The cheapo airlines took a deep intake of breath last week and said things would be okay. In stark contrast to BA – which since 11 September has cut the number of aeroplanes, routes and staff – the likes of easyJet, Ryanair and Buzz predicted a rosier future. They believe, probably correctly, that passengers will stop holidaying in America and Canada and instead make shorter trips to Spain and France. Even Buzz, the weakest of the trio, said it would benefit from BA's decision to withdraw from some short flights.
But there is still a big unknown for the airlines in the shape of insurance. Ray Webster, chief executive of easyJet, told me last week that the insurance for his airline would rise from £2.4m a year to £10.8m as a direct result of the terrorist attacks on America.
But how did the insurance companies calculate these whopping premiums? This is a question the European Competition Commissioner, Mario Monti, is looking into following a series of complaints by the airlines. EasyJet has written to the competition supremo asking if there was any collusion between the insurance companies when dreaming up the new rates. Mr Webster smells a rat: "We all received the same letter on the same day proposing similar charges. There appears to be a smoking gun."
The European Commission, while admitting it is investigating, is naturally cagey. But if anyone can root out cartels and collusion then Mr Monti can. In the past couple of years he has proved to be a fastidious and meticulous operator. Mr Monti and the commission, having earned a reputation for excessive bureaucracy, have been impressive in the face of the crisis. Brussels has sensibly shunned knee-jerk state aid payments to the beleaguered airlines and instead come up with a decent list of measures to help them without having to meddle too much with the free market economy.
The danger now is that the member states may not act in accord.
Some people see a glass half full, others see it half empty. Some, it would seem, see it as completely empty even when there is a little dribble left at the bottom.

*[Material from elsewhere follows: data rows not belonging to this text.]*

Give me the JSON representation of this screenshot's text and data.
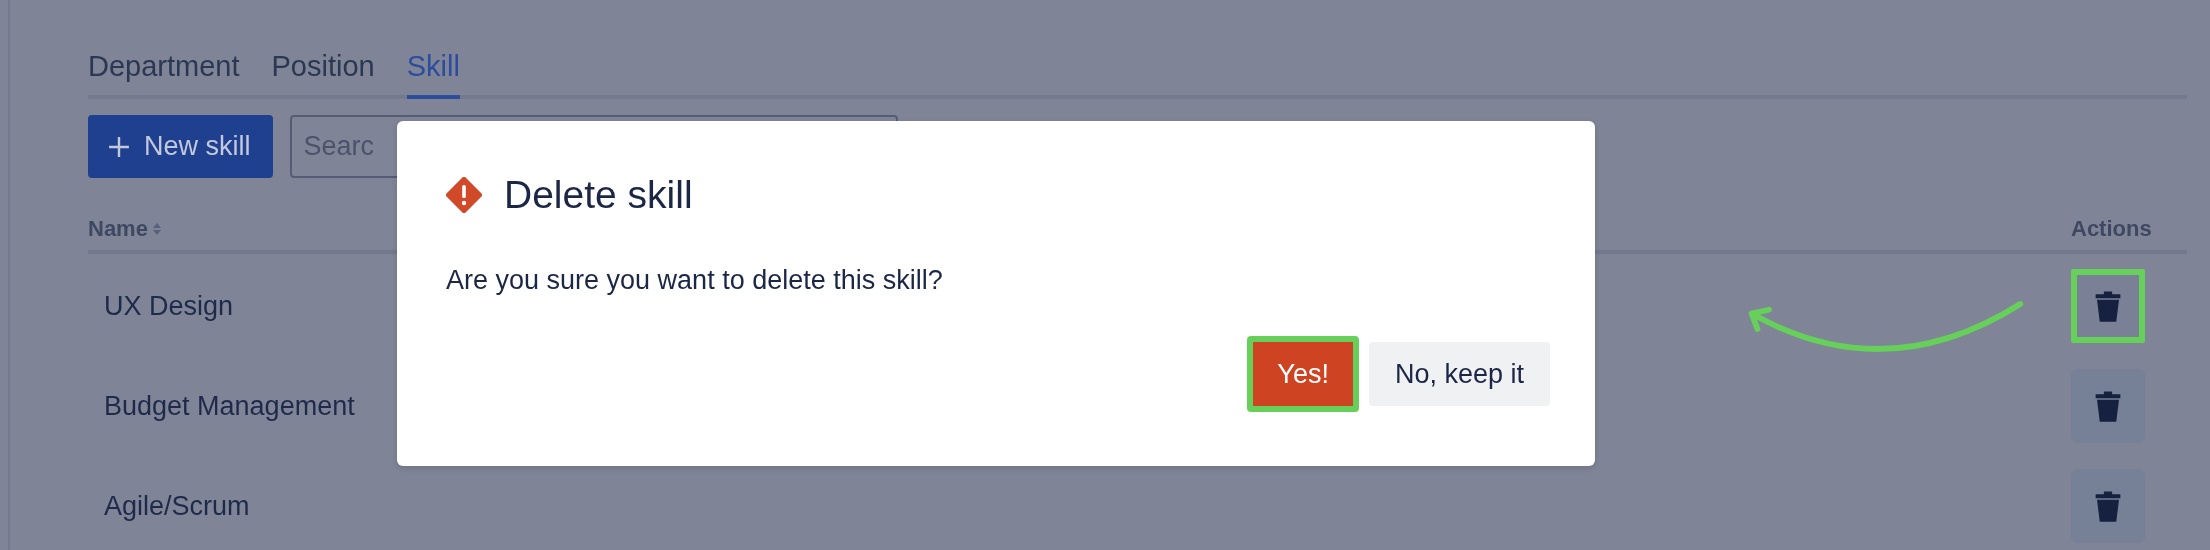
{
  "tabs": [
    {
      "label": "Department",
      "selected": false
    },
    {
      "label": "Position",
      "selected": false
    },
    {
      "label": "Skill",
      "selected": true
    }
  ],
  "toolbar": {
    "new_button": {
      "label": "New skill"
    },
    "search": {
      "placeholder": "Searc"
    }
  },
  "table": {
    "columns": [
      {
        "label": "Name",
        "sortable": true
      },
      {
        "label": "Actions",
        "sortable": false
      }
    ],
    "rows": [
      {
        "name": "UX Design",
        "delete_highlighted": true
      },
      {
        "name": "Budget Management",
        "delete_highlighted": false
      },
      {
        "name": "Agile/Scrum",
        "delete_highlighted": false
      }
    ]
  },
  "dialog": {
    "title": "Delete skill",
    "message": "Are you sure you want to delete this skill?",
    "buttons": [
      {
        "label": "Yes!",
        "kind": "danger",
        "highlighted": true
      },
      {
        "label": "No, keep it",
        "kind": "subtle",
        "highlighted": false
      }
    ]
  }
}
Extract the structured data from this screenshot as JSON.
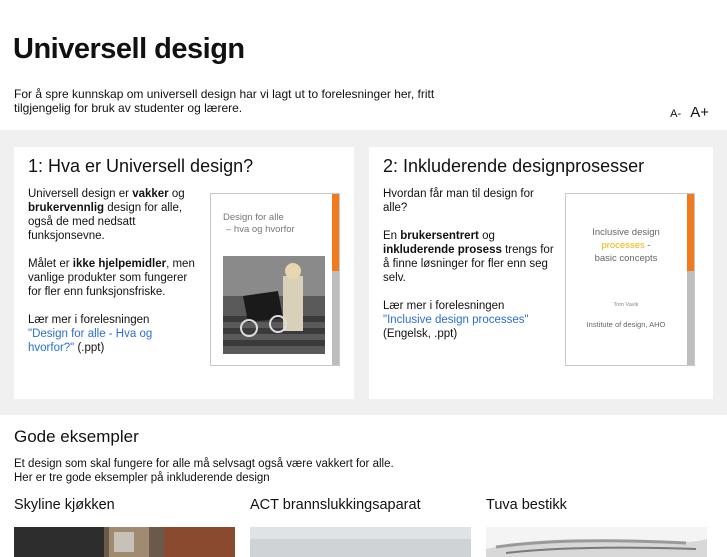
{
  "header": {
    "title": "Universell design",
    "intro": "For å spre kunnskap om universell design har vi lagt ut to forelesninger her, fritt tilgjengelig for bruk av studenter og lærere.",
    "font_small": "A-",
    "font_large": "A+"
  },
  "cards": [
    {
      "heading": "1: Hva er Universell design?",
      "p1": [
        "Universell design er ",
        "vakker",
        " og ",
        "brukervennlig",
        " design for alle, også de med nedsatt funksjonsevne."
      ],
      "p2": [
        "Målet er ",
        "ikke hjelpemidler",
        ", men vanlige produkter som fungerer for fler enn funksjonsfriske."
      ],
      "p3_pre": "Lær mer i forelesningen",
      "link": "\"Design for alle - Hva og hvorfor?\"",
      "suffix": " (.ppt)",
      "slide_line1": "Design for alle",
      "slide_line2": "– hva og hvorfor"
    },
    {
      "heading": "2: Inkluderende designprosesser",
      "p1": "Hvordan får man til design for alle?",
      "p2": [
        "En ",
        "brukersentrert",
        " og ",
        "inkluderende prosess",
        " trengs for å finne løsninger for fler enn seg selv."
      ],
      "p3_pre": "Lær mer i forelesningen",
      "link": "\"Inclusive design processes\"",
      "suffix": "(Engelsk, .ppt)",
      "slide_line1": "Inclusive design",
      "slide_line2": "processes",
      "slide_line2_suffix": " -",
      "slide_line3": "basic concepts",
      "slide_author": "Tom Vavik",
      "slide_inst": "Institute of design, AHO"
    }
  ],
  "examples": {
    "title": "Gode eksempler",
    "line1": "Et design som skal fungere for alle må selvsagt også være vakkert for alle.",
    "line2": "Her er tre gode eksempler på inkluderende design",
    "items": [
      {
        "name": "Skyline kjøkken"
      },
      {
        "name": "ACT brannslukkingsaparat"
      },
      {
        "name": "Tuva bestikk"
      }
    ]
  },
  "colors": {
    "link": "#2a6fd6",
    "accent_orange": "#f07a1e",
    "highlight_yellow": "#f0b400",
    "band": "#f0f0f0"
  }
}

Nobody is trying to deny that Marconi is up to its neck in strife, but to go so far as to declare the old dog worthless is probably a bit over the top. Dresdner Kleinwort Wasserstein's recent doomsaying note made persuasive reading, but so does Nostradamus and he wasn't always right. Surely the point of unpredictable markets is that, occasionally, good things can happen too.
Marconi's problem, so far as the market is concerned, is its debt. Sure enough, if you tot up the bank loans and the bonds it does all look pretty desperate, but who says that is the best way to judge this company's value? A lot of Marconi's debt is accounted for by its corporate bonds, some five-year, some 10-year and some 30-year. What some more positive analysts are now saying is that the market can afford to leave those 10-year and 30-year bonds out of their thinking. Radical, yes, but it does make sense. The telecoms industry is one that everyone knows will be spectacularly different in just a few years' time. As WestLB Panmure's Robin Hardy says: "That same debt could be a very different thing in spring 2003."
Once you start looking at things from that perspective, the problem doesn't look quite so dire, especially if Marconi does what a lot of people think it will and redeems some of its bonds. Getting enough credit to buy back its bonds, which are currently trading well below par, is not straightforward but would probably get the green light. By buying back half of its bonds, Marconi would wipe £600m of debt from its balance sheet – significant inroads on the larger burden.
In two weeks Marconi will have its third-quarter data to hand, and should make its move by then. With all the other telcos furiously buying their bonds, it could even be seen as a fashion statement.
The markets may be dreadful at the moment, but the stock market seems pretty perky. A lot can happen in a year and the London Stock Exchange has undergone an impressive transformation.
Almost from the moment of flotation, the exchange looked like a ripe takeover target, and there was an unseemly European bidding jostle to prove it. Consolidation looked like the future, but the LSE's independence did not appear to be part of that. However, under the multi-lingual Clara Furse, the LSE has become much less of a victim and much more a credible force. Its approach to Liffe, and the prospect of becoming a unique one-stop-shop for equities and derivatives, could turn out to be the first in a series of bold moves. Liffe may get other bids from the LSE's old sparring partners on the Continent, but most investors will probably warm to the idea of an all-Brit deal.Reuse content